[Excerpts from an interface dataset]

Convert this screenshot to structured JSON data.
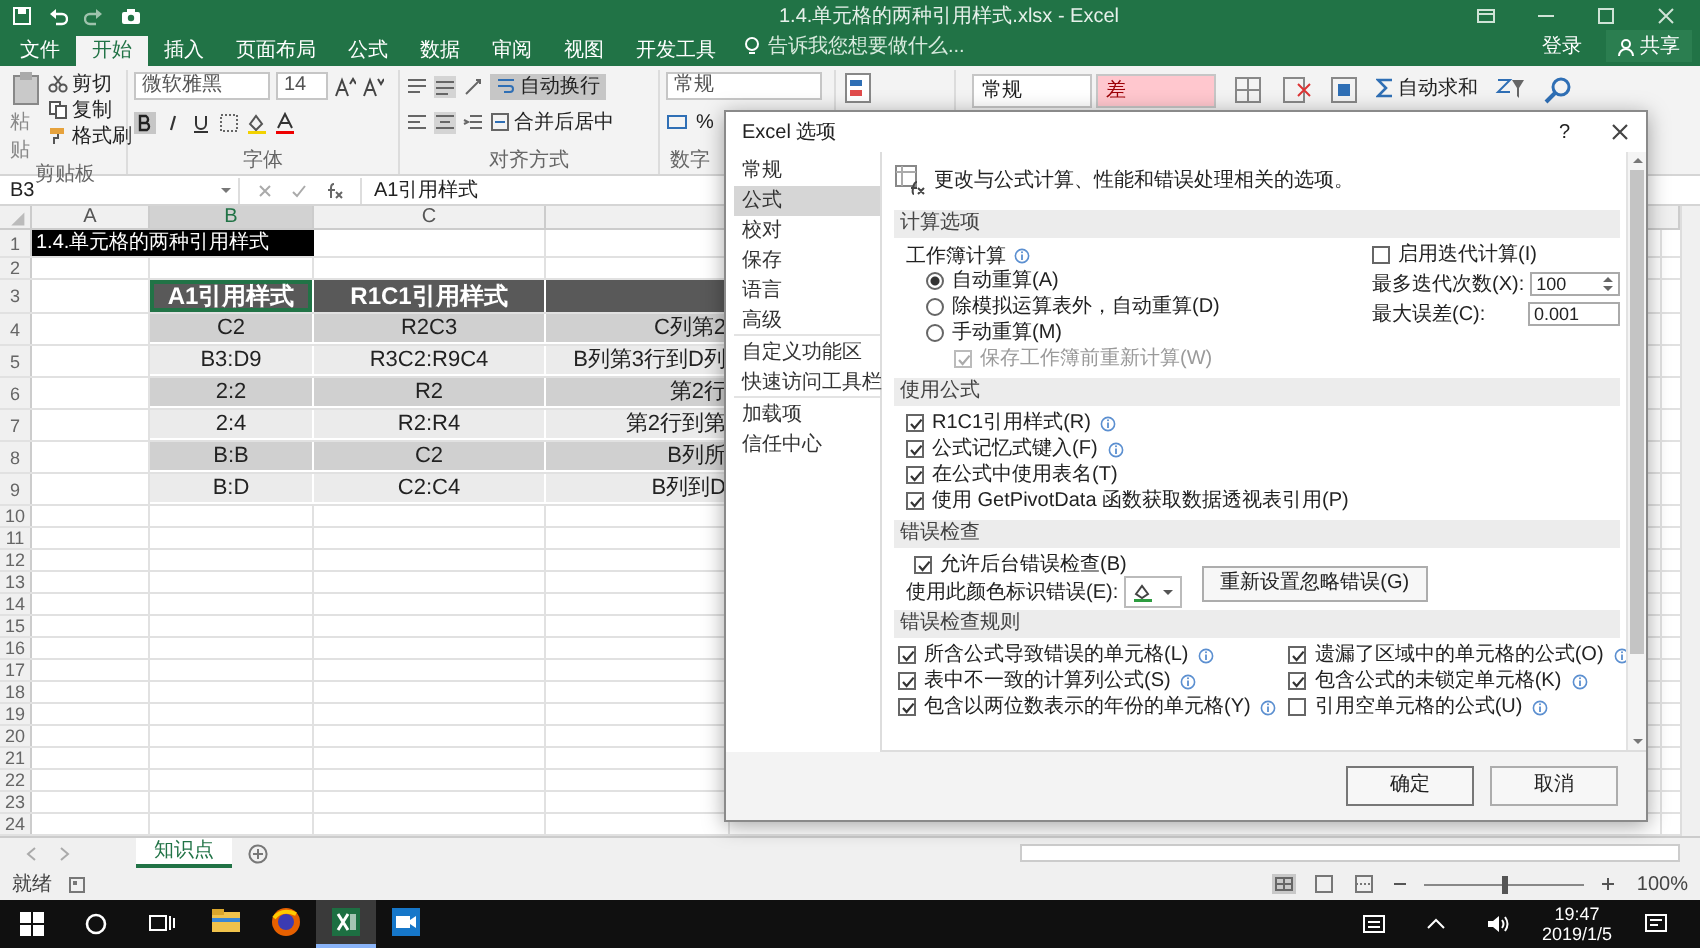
{
  "window": {
    "title": "1.4.单元格的两种引用样式.xlsx - Excel",
    "sign_in": "登录",
    "share": "共享"
  },
  "ribbon_tabs": [
    {
      "label": "文件",
      "selected": false
    },
    {
      "label": "开始",
      "selected": true
    },
    {
      "label": "插入",
      "selected": false
    },
    {
      "label": "页面布局",
      "selected": false
    },
    {
      "label": "公式",
      "selected": false
    },
    {
      "label": "数据",
      "selected": false
    },
    {
      "label": "审阅",
      "selected": false
    },
    {
      "label": "视图",
      "selected": false
    },
    {
      "label": "开发工具",
      "selected": false
    }
  ],
  "tell_me": "告诉我您想要做什么...",
  "ribbon": {
    "clipboard": {
      "paste": "粘贴",
      "cut": "剪切",
      "copy": "复制",
      "format_painter": "格式刷",
      "label": "剪贴板"
    },
    "font": {
      "name": "微软雅黑",
      "size": "14",
      "label": "字体"
    },
    "alignment": {
      "wrap_text": "自动换行",
      "wrap_on": true,
      "merge": "合并后居中",
      "label": "对齐方式"
    },
    "number": {
      "format": "常规",
      "percent": "%",
      "label": "数字"
    },
    "styles": [
      {
        "label": "常规",
        "kind": "normal"
      },
      {
        "label": "差",
        "kind": "bad"
      }
    ],
    "editing": {
      "autosum": "自动求和"
    }
  },
  "name_box": "B3",
  "formula": "A1引用样式",
  "sheet": {
    "columns": [
      "A",
      "B",
      "C"
    ],
    "row_numbers": [
      "1",
      "2",
      "3",
      "4",
      "5",
      "6",
      "7",
      "8",
      "9",
      "10",
      "11",
      "12",
      "13",
      "14",
      "15",
      "16",
      "17",
      "18",
      "19",
      "20",
      "21",
      "22",
      "23",
      "24"
    ],
    "title_cell": "1.4.单元格的两种引用样式",
    "header": [
      {
        "text": "A1引用样式",
        "selected": true
      },
      {
        "text": "R1C1引用样式",
        "selected": false
      }
    ],
    "rows": [
      [
        "",
        "C2",
        "R2C3",
        "C列第2"
      ],
      [
        "",
        "B3:D9",
        "R3C2:R9C4",
        "B列第3行到D列"
      ],
      [
        "",
        "2:2",
        "R2",
        "第2行"
      ],
      [
        "",
        "2:4",
        "R2:R4",
        "第2行到第"
      ],
      [
        "",
        "B:B",
        "C2",
        "B列所"
      ],
      [
        "",
        "B:D",
        "C2:C4",
        "B列到D"
      ]
    ]
  },
  "sheet_tabs": [
    {
      "label": "知识点",
      "selected": true
    }
  ],
  "status": "就绪",
  "zoom": {
    "label": "100%",
    "level": 0.5
  },
  "taskbar": {
    "apps": [
      {
        "kind": "folder",
        "selected": false
      },
      {
        "kind": "browser",
        "selected": false
      },
      {
        "kind": "spreadsheet",
        "selected": true
      },
      {
        "kind": "video",
        "selected": false
      }
    ],
    "time": "19:47",
    "date": "2019/1/5"
  },
  "dialog": {
    "title": "Excel 选项",
    "help": "?",
    "nav": [
      {
        "label": "常规",
        "selected": false
      },
      {
        "label": "公式",
        "selected": true
      },
      {
        "label": "校对",
        "selected": false
      },
      {
        "label": "保存",
        "selected": false
      },
      {
        "label": "语言",
        "selected": false
      },
      {
        "label": "高级",
        "selected": false
      },
      {
        "label": "自定义功能区",
        "selected": false
      },
      {
        "label": "快速访问工具栏",
        "selected": false
      },
      {
        "label": "加载项",
        "selected": false
      },
      {
        "label": "信任中心",
        "selected": false
      }
    ],
    "intro": "更改与公式计算、性能和错误处理相关的选项。",
    "sections": [
      {
        "kind": "calculation",
        "title": "计算选项",
        "workbook_label": "工作簿计算",
        "modes": [
          {
            "label": "自动重算(A)",
            "selected": true
          },
          {
            "label": "除模拟运算表外，自动重算(D)",
            "selected": false
          },
          {
            "label": "手动重算(M)",
            "selected": false
          }
        ],
        "recalc_before_save": {
          "label": "保存工作簿前重新计算(W)",
          "checked": true,
          "disabled": true
        },
        "iterative": {
          "label": "启用迭代计算(I)",
          "checked": false
        },
        "max_iterations": {
          "label": "最多迭代次数(X):",
          "value": "100"
        },
        "max_change": {
          "label": "最大误差(C):",
          "value": "0.001"
        }
      },
      {
        "kind": "checklist",
        "title": "使用公式",
        "items": [
          {
            "label": "R1C1引用样式(R)",
            "checked": true,
            "info": true
          },
          {
            "label": "公式记忆式键入(F)",
            "checked": true,
            "info": true
          },
          {
            "label": "在公式中使用表名(T)",
            "checked": true,
            "info": false
          },
          {
            "label": "使用 GetPivotData 函数获取数据透视表引用(P)",
            "checked": true,
            "info": false
          }
        ]
      },
      {
        "kind": "error_checking",
        "title": "错误检查",
        "background": {
          "label": "允许后台错误检查(B)",
          "checked": true
        },
        "color_label": "使用此颜色标识错误(E):",
        "reset": "重新设置忽略错误(G)"
      },
      {
        "kind": "rules",
        "title": "错误检查规则",
        "items": [
          {
            "label": "所含公式导致错误的单元格(L)",
            "checked": true,
            "info": true
          },
          {
            "label": "遗漏了区域中的单元格的公式(O)",
            "checked": true,
            "info": true
          },
          {
            "label": "表中不一致的计算列公式(S)",
            "checked": true,
            "info": true
          },
          {
            "label": "包含公式的未锁定单元格(K)",
            "checked": true,
            "info": true
          },
          {
            "label": "包含以两位数表示的年份的单元格(Y)",
            "checked": true,
            "info": true
          },
          {
            "label": "引用空单元格的公式(U)",
            "checked": false,
            "info": true
          }
        ]
      }
    ],
    "ok": "确定",
    "cancel": "取消"
  }
}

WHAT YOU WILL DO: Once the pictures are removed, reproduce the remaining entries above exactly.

EXERCISE RESPONSE:
Convert this screenshot to structured JSON data.
{
  "window": {
    "title": "1.4.单元格的两种引用样式.xlsx - Excel",
    "sign_in": "登录",
    "share": "共享"
  },
  "ribbon_tabs": [
    {
      "label": "文件",
      "selected": false
    },
    {
      "label": "开始",
      "selected": true
    },
    {
      "label": "插入",
      "selected": false
    },
    {
      "label": "页面布局",
      "selected": false
    },
    {
      "label": "公式",
      "selected": false
    },
    {
      "label": "数据",
      "selected": false
    },
    {
      "label": "审阅",
      "selected": false
    },
    {
      "label": "视图",
      "selected": false
    },
    {
      "label": "开发工具",
      "selected": false
    }
  ],
  "tell_me": "告诉我您想要做什么...",
  "ribbon": {
    "clipboard": {
      "paste": "粘贴",
      "cut": "剪切",
      "copy": "复制",
      "format_painter": "格式刷",
      "label": "剪贴板"
    },
    "font": {
      "name": "微软雅黑",
      "size": "14",
      "label": "字体"
    },
    "alignment": {
      "wrap_text": "自动换行",
      "wrap_on": true,
      "merge": "合并后居中",
      "label": "对齐方式"
    },
    "number": {
      "format": "常规",
      "percent": "%",
      "label": "数字"
    },
    "styles": [
      {
        "label": "常规",
        "kind": "normal"
      },
      {
        "label": "差",
        "kind": "bad"
      }
    ],
    "editing": {
      "autosum": "自动求和"
    }
  },
  "name_box": "B3",
  "formula": "A1引用样式",
  "sheet": {
    "columns": [
      "A",
      "B",
      "C"
    ],
    "row_numbers": [
      "1",
      "2",
      "3",
      "4",
      "5",
      "6",
      "7",
      "8",
      "9",
      "10",
      "11",
      "12",
      "13",
      "14",
      "15",
      "16",
      "17",
      "18",
      "19",
      "20",
      "21",
      "22",
      "23",
      "24"
    ],
    "title_cell": "1.4.单元格的两种引用样式",
    "header": [
      {
        "text": "A1引用样式",
        "selected": true
      },
      {
        "text": "R1C1引用样式",
        "selected": false
      }
    ],
    "rows": [
      [
        "",
        "C2",
        "R2C3",
        "C列第2"
      ],
      [
        "",
        "B3:D9",
        "R3C2:R9C4",
        "B列第3行到D列"
      ],
      [
        "",
        "2:2",
        "R2",
        "第2行"
      ],
      [
        "",
        "2:4",
        "R2:R4",
        "第2行到第"
      ],
      [
        "",
        "B:B",
        "C2",
        "B列所"
      ],
      [
        "",
        "B:D",
        "C2:C4",
        "B列到D"
      ]
    ]
  },
  "sheet_tabs": [
    {
      "label": "知识点",
      "selected": true
    }
  ],
  "status": "就绪",
  "zoom": {
    "label": "100%",
    "level": 0.5
  },
  "taskbar": {
    "apps": [
      {
        "kind": "folder",
        "selected": false
      },
      {
        "kind": "browser",
        "selected": false
      },
      {
        "kind": "spreadsheet",
        "selected": true
      },
      {
        "kind": "video",
        "selected": false
      }
    ],
    "time": "19:47",
    "date": "2019/1/5"
  },
  "dialog": {
    "title": "Excel 选项",
    "help": "?",
    "nav": [
      {
        "label": "常规",
        "selected": false
      },
      {
        "label": "公式",
        "selected": true
      },
      {
        "label": "校对",
        "selected": false
      },
      {
        "label": "保存",
        "selected": false
      },
      {
        "label": "语言",
        "selected": false
      },
      {
        "label": "高级",
        "selected": false
      },
      {
        "label": "自定义功能区",
        "selected": false
      },
      {
        "label": "快速访问工具栏",
        "selected": false
      },
      {
        "label": "加载项",
        "selected": false
      },
      {
        "label": "信任中心",
        "selected": false
      }
    ],
    "intro": "更改与公式计算、性能和错误处理相关的选项。",
    "sections": [
      {
        "kind": "calculation",
        "title": "计算选项",
        "workbook_label": "工作簿计算",
        "modes": [
          {
            "label": "自动重算(A)",
            "selected": true
          },
          {
            "label": "除模拟运算表外，自动重算(D)",
            "selected": false
          },
          {
            "label": "手动重算(M)",
            "selected": false
          }
        ],
        "recalc_before_save": {
          "label": "保存工作簿前重新计算(W)",
          "checked": true,
          "disabled": true
        },
        "iterative": {
          "label": "启用迭代计算(I)",
          "checked": false
        },
        "max_iterations": {
          "label": "最多迭代次数(X):",
          "value": "100"
        },
        "max_change": {
          "label": "最大误差(C):",
          "value": "0.001"
        }
      },
      {
        "kind": "checklist",
        "title": "使用公式",
        "items": [
          {
            "label": "R1C1引用样式(R)",
            "checked": true,
            "info": true
          },
          {
            "label": "公式记忆式键入(F)",
            "checked": true,
            "info": true
          },
          {
            "label": "在公式中使用表名(T)",
            "checked": true,
            "info": false
          },
          {
            "label": "使用 GetPivotData 函数获取数据透视表引用(P)",
            "checked": true,
            "info": false
          }
        ]
      },
      {
        "kind": "error_checking",
        "title": "错误检查",
        "background": {
          "label": "允许后台错误检查(B)",
          "checked": true
        },
        "color_label": "使用此颜色标识错误(E):",
        "reset": "重新设置忽略错误(G)"
      },
      {
        "kind": "rules",
        "title": "错误检查规则",
        "items": [
          {
            "label": "所含公式导致错误的单元格(L)",
            "checked": true,
            "info": true
          },
          {
            "label": "遗漏了区域中的单元格的公式(O)",
            "checked": true,
            "info": true
          },
          {
            "label": "表中不一致的计算列公式(S)",
            "checked": true,
            "info": true
          },
          {
            "label": "包含公式的未锁定单元格(K)",
            "checked": true,
            "info": true
          },
          {
            "label": "包含以两位数表示的年份的单元格(Y)",
            "checked": true,
            "info": true
          },
          {
            "label": "引用空单元格的公式(U)",
            "checked": false,
            "info": true
          }
        ]
      }
    ],
    "ok": "确定",
    "cancel": "取消"
  }
}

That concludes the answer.